I’ve fallen in love with the overhead squat. Snatch a weight, then squat with it held overhead. I could never do these in the past, but I’ve had some time to fill and I find them very satisfying. They’re a great balance of strength, balance, power and core stability, but are nowhere near as fatiguing as normal back squats.
Guinea pigs make bad training partners. George, my kids’ pet, lives in the garage in cold weather. He’s bad conversation, can’t lift for shit, and is terrified by the sound of me dropping weights.
After a year, I can wholeheartedly recommend a simple garage gym. I haven’t missed having a rack of dumbbells or cable-based machines even a little bit. If I were going to add anything, it would probably be a squat rack and a bench, but I’m in no particular hurry.

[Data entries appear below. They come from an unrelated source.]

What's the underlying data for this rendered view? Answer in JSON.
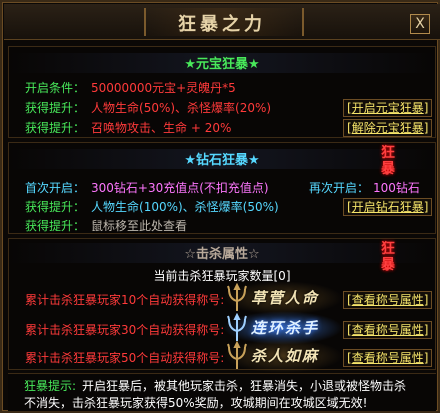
{
  "window": {
    "title": "狂暴之力",
    "close_label": "X"
  },
  "yuanbao": {
    "header": "★元宝狂暴★",
    "rows": [
      {
        "label": "开启条件：",
        "value": "50000000元宝+灵魄丹*5"
      },
      {
        "label": "获得提升：",
        "value": "人物生命(50%)、杀怪爆率(20%)"
      },
      {
        "label": "获得提升：",
        "value": "召唤物攻击、生命 + 20%"
      }
    ],
    "open_link": "开启元宝狂暴",
    "close_link": "解除元宝狂暴"
  },
  "diamond": {
    "header": "★钻石狂暴★",
    "rows": [
      {
        "label": "首次开启：",
        "value": "300钻石+30充值点(不扣充值点)"
      },
      {
        "label": "获得提升：",
        "value": "人物生命(100%)、杀怪爆率(50%)"
      },
      {
        "label": "获得提升：",
        "value": "鼠标移至此处查看"
      }
    ],
    "again_label": "再次开启：",
    "again_value": "100钻石",
    "open_link": "开启钻石狂暴",
    "seal_text": [
      "狂",
      "暴"
    ]
  },
  "kill": {
    "header": "☆击杀属性☆",
    "current_count": "当前击杀狂暴玩家数量[0]",
    "rows": [
      {
        "text": "累计击杀狂暴玩家10个自动获得称号:",
        "title": "草菅人命",
        "link": "查看称号属性"
      },
      {
        "text": "累计击杀狂暴玩家30个自动获得称号:",
        "title": "连环杀手",
        "link": "查看称号属性"
      },
      {
        "text": "累计击杀狂暴玩家50个自动获得称号:",
        "title": "杀人如麻",
        "link": "查看称号属性"
      }
    ],
    "seal_text": [
      "狂",
      "暴"
    ]
  },
  "tips": {
    "label": "狂暴提示:",
    "line1": "开启狂暴后，被其他玩家击杀，狂暴消失，小退或被怪物击杀",
    "line2": "不消失，击杀狂暴玩家获得50%奖励，攻城期间在攻城区域无效!"
  },
  "colors": {
    "label_green": "#48e85a",
    "value_red": "#ff3a3a",
    "link_gold": "#f5e46a",
    "cyan": "#56d8ff",
    "pink": "#ff77ff"
  }
}
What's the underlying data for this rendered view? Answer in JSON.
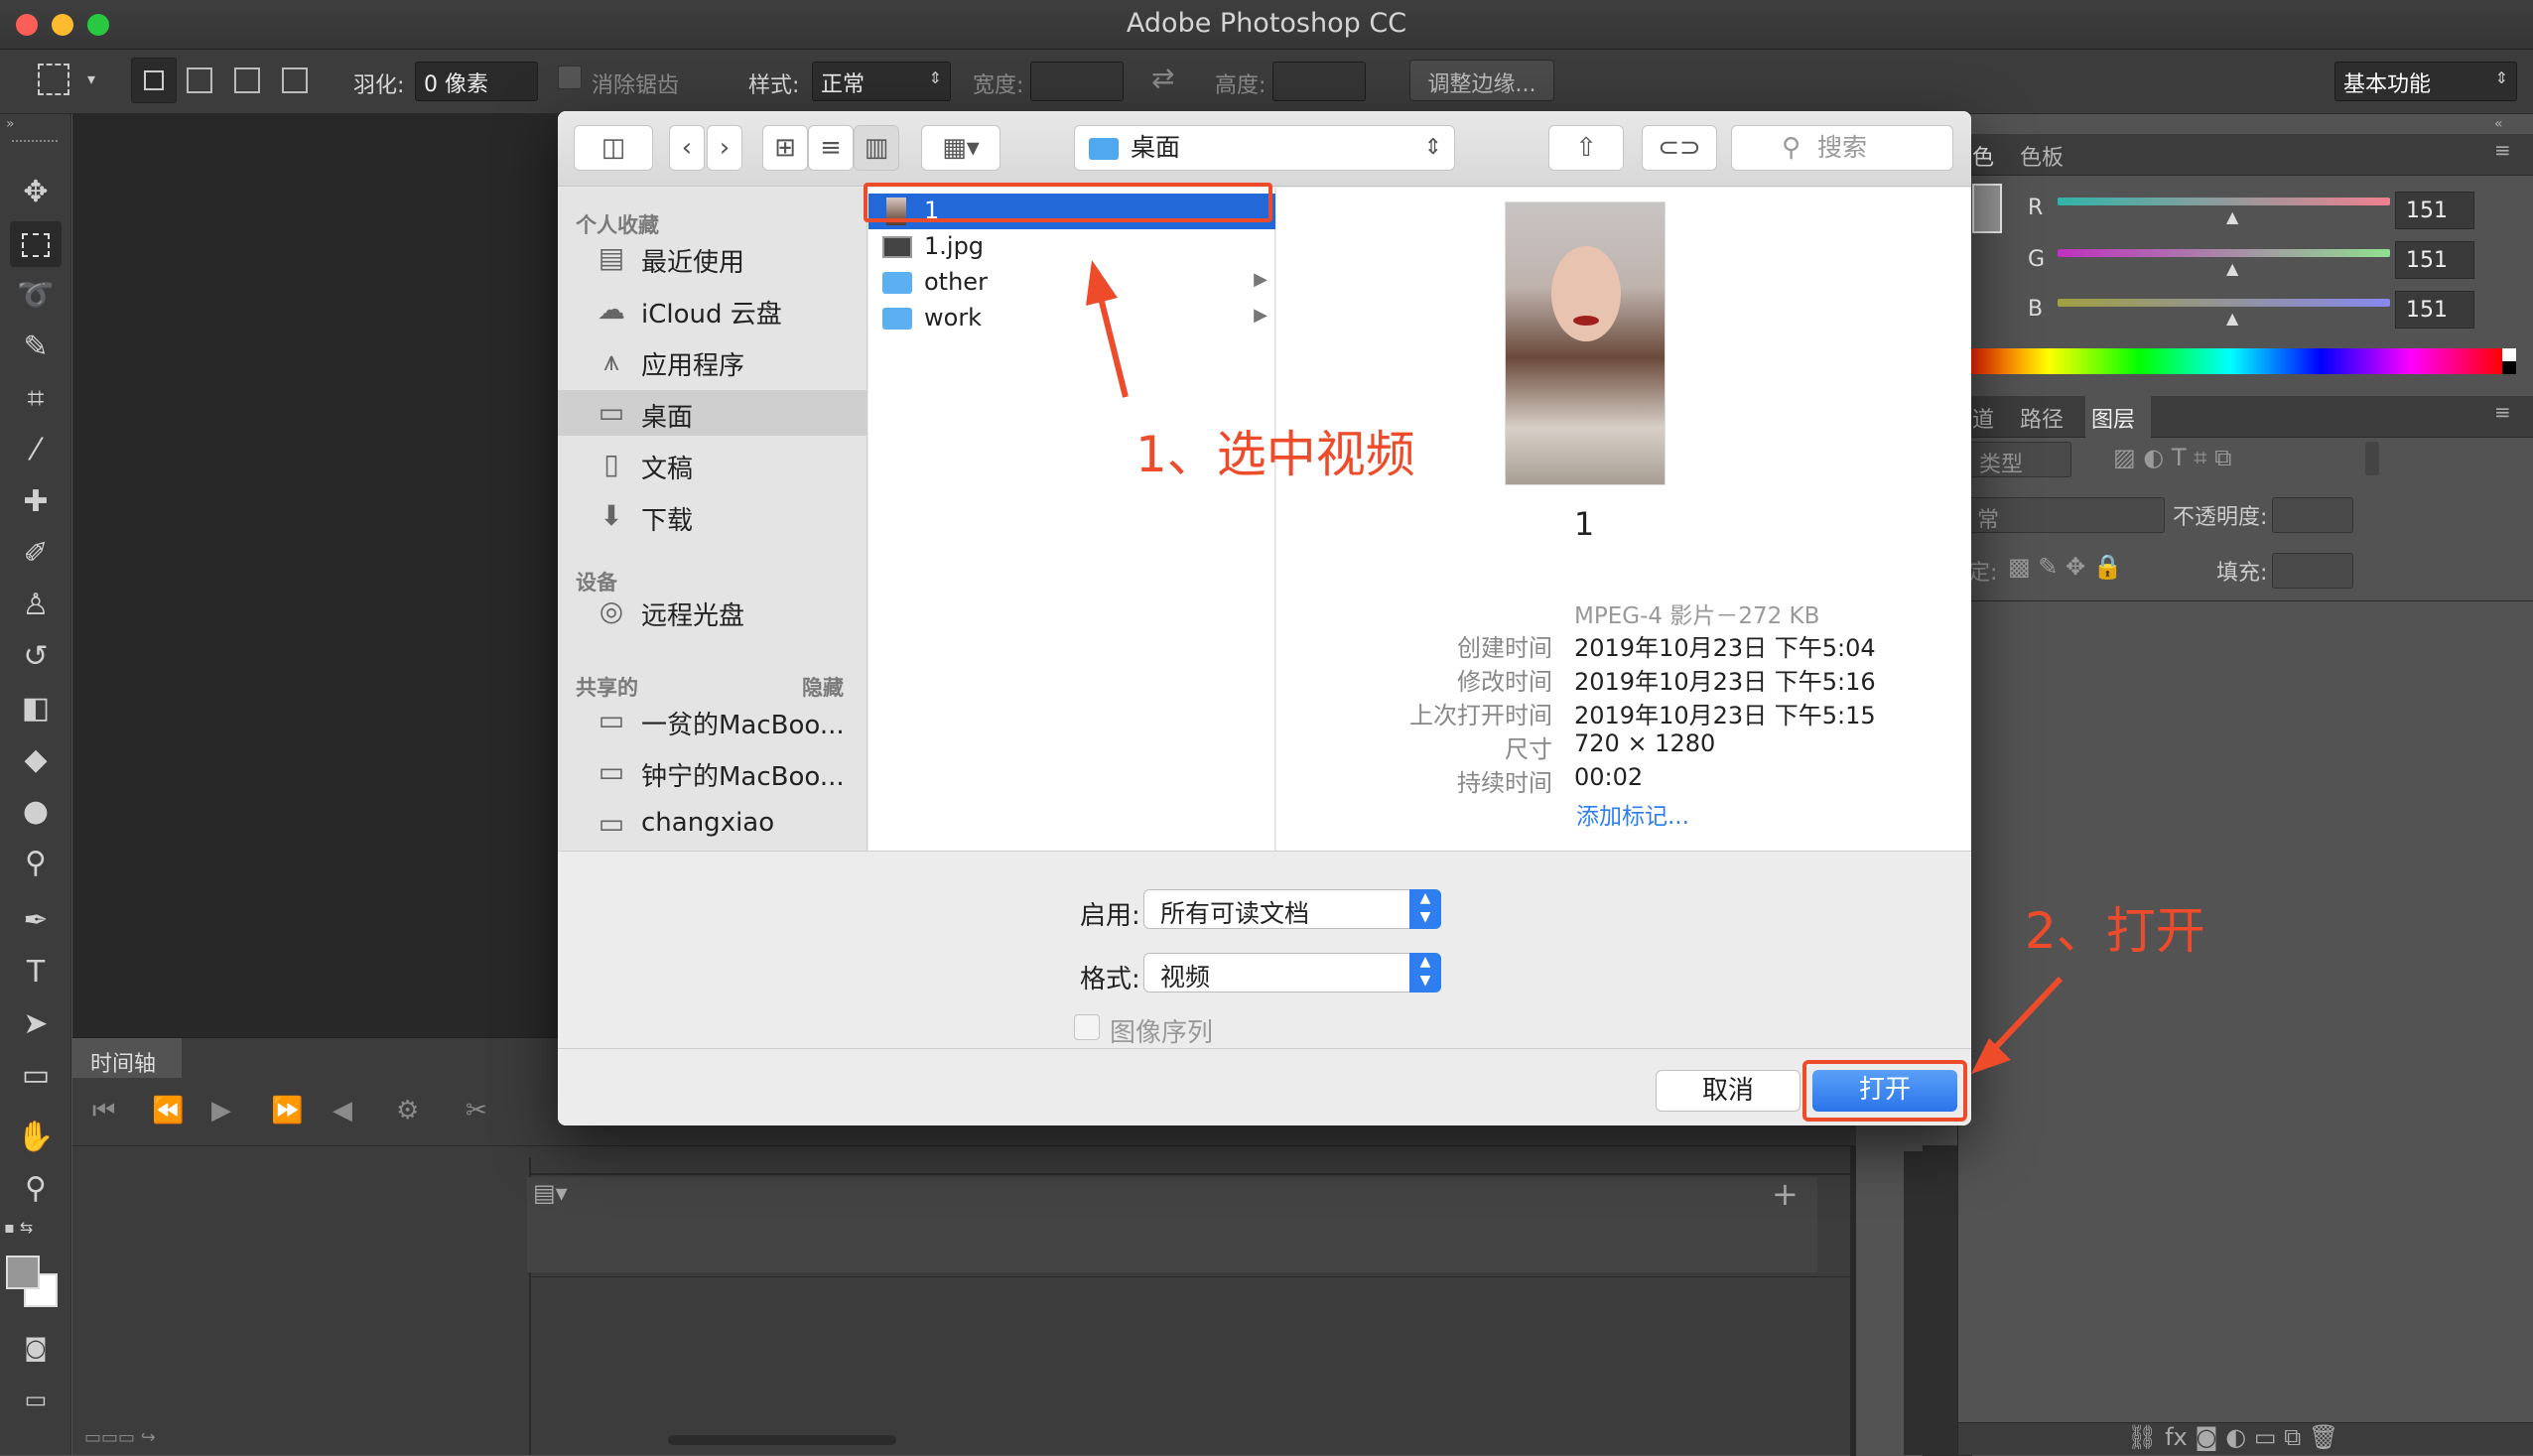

If I asked you what “good food” is, I can guarantee that your answers would be different to those of people in other times and places. But human physiology doesn’t vary that much – why would good food for you be bad food for me? Clearly there are some people with allergies or other intolerances who have to avoid certain foods, but that’s a given.
Consider the humble cabbage. Not many people get excited about cabbage, despite it being highly nutritious and very cheap. If you’re an Anglo Australian, there are too many associations with boring old British food, and it smells sort of funny too. Definitely not a cool vegetable, like kale.
However if you ask my Korean friend, she’ll tell you that cabbage is a staple in her diet and is considered to be a foundation of Korean food. It’s important in her culture and highly valued. Her family eats several heads of cabbage per week.
What does she look down on? Potatoes and sweet potatoes! They’re cheap, easy to grow vegetables that fill you up – in other words, poor people’s food. Compare that with the paleo/crossfit crowd who can’t get enough of sweet potatoes in particular due to their relatively dilute carbohydrate component and high micronutrient content.
None of these foods changed from place to place – a Korean potato is much like an Australian potato, just as Korean people and Australian people are basically the same physiologically. The difference is fashion, or as we like to call it, culture. Rich people (us) don’t like to be seen eating “poor people’s food”, and connotations of certain foods vary drastically from culture to culture.
The ultimate irony: kale and cabbage are virtually the same plant and have very similar nutritional profiles having, along with brocolli, cauliflower and Brussels sprouts been bred from an ancient ancestor.
But you can’t go down to Boost juice to get a cabbage smoothie.
I’ve had the misfortune to spend a lot of time in hospital as a patient in my life, and have also had my fair share of visits as a dad of young kids. Everyone thinks that the worst thing about hospital is the pain and suffering, and I suppose that if you’re severely injured or unwell that might be true. However for most people, for whom a hospital visit is mainly about stabilising a condition, the worst thing about hospital is the boredom.
Sure, it seems like a holiday – time off work or school, no responsibilities, mushy food on a plate. But it begins to pall surprisingly quickly.
The bed isn’t as comfy as your one at home. There is constant noise, even at night. Light seeps in around the doorways and under curtains. Other patients are unworthy jerks with unwholesome personal hygiene.
And the boredom! No Netflix. No video games. No sports or outdoor entertainments. Books are much less interesting without the option to get up and make a cup of coffee. One day may be a semi-pleasant disruption to normal life. A week is torture.
It would (and I know I sound insane here) almost be preferable to be really really sick. That way you have a project – getting better. If all I’m doing is hanging around, I’d much prefer to do that at home thank you.